━━━ Data to process ━━━

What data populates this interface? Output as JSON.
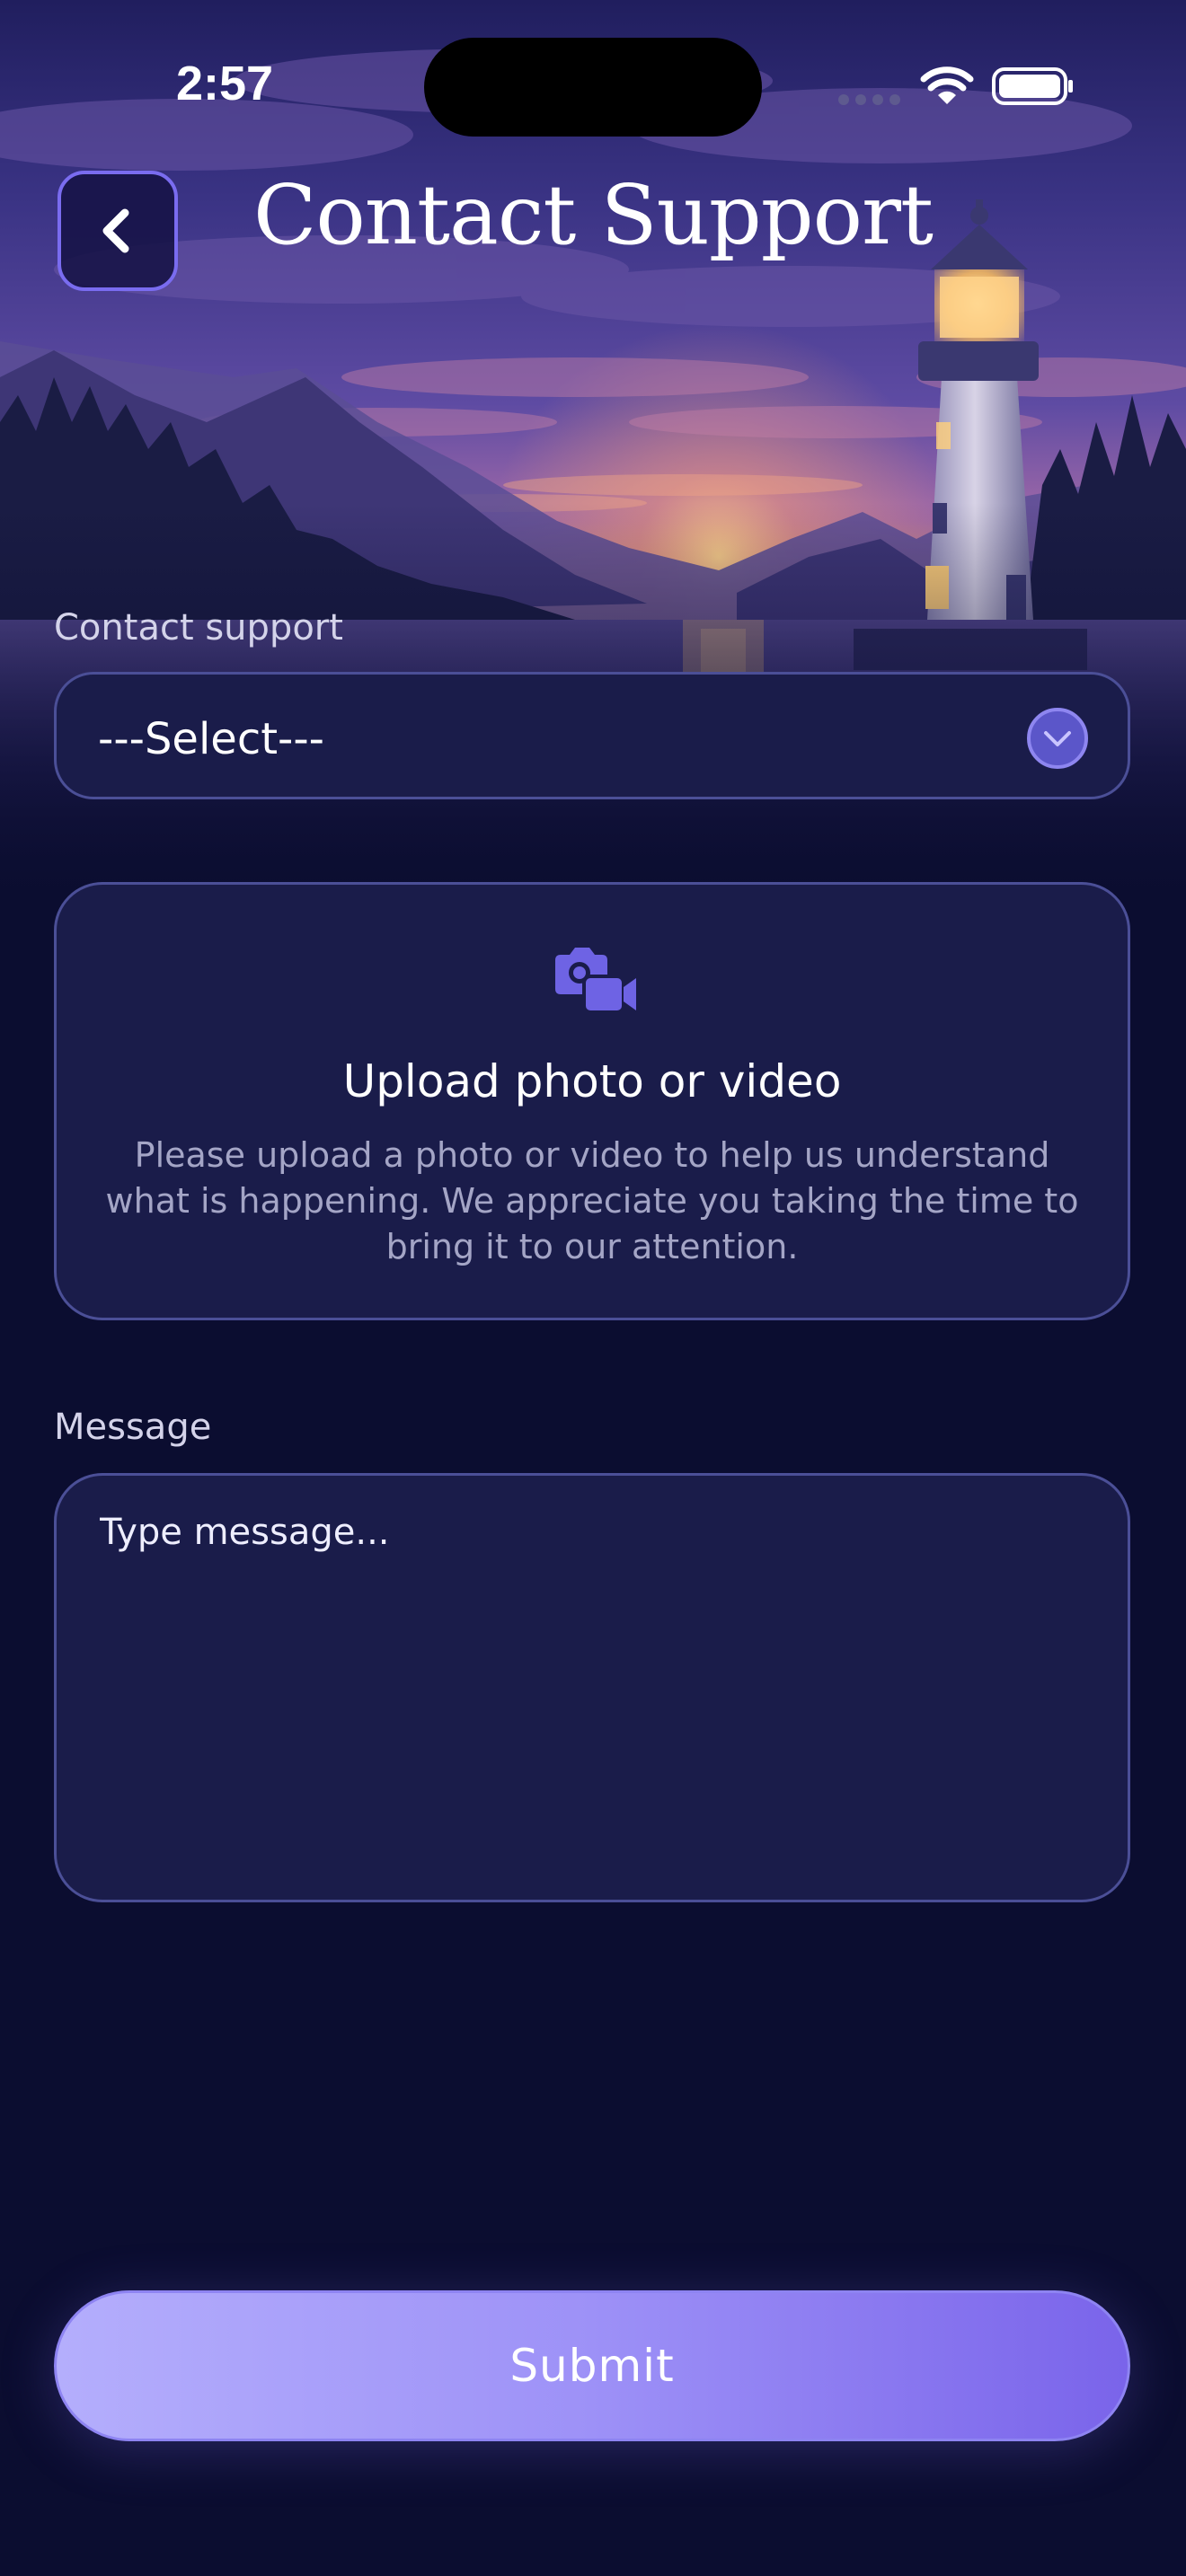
{
  "status_bar": {
    "time": "2:57"
  },
  "header": {
    "title": "Contact Support",
    "back_icon": "chevron-left-icon"
  },
  "contact_support": {
    "label": "Contact support",
    "selected_value": "---Select---",
    "dropdown_icon": "chevron-down-icon"
  },
  "upload": {
    "icon": "camera-video-icon",
    "title": "Upload photo or video",
    "description": "Please upload a photo or video to help us understand what is happening. We appreciate you taking the time to bring it to our attention."
  },
  "message": {
    "label": "Message",
    "placeholder": "Type message..."
  },
  "submit": {
    "label": "Submit"
  },
  "colors": {
    "background": "#0b0d30",
    "card": "#1a1c4a",
    "card_border": "#4b4f97",
    "accent": "#7a6cf0",
    "submit_gradient_start": "#b4aefc",
    "submit_gradient_end": "#7a64ea"
  }
}
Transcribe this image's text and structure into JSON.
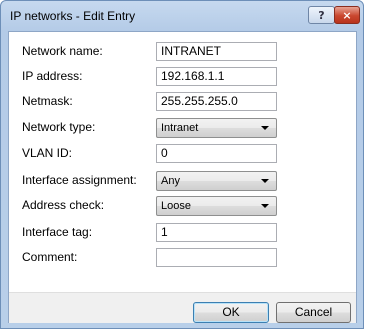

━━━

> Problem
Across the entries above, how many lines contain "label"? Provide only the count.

> Problem solution
3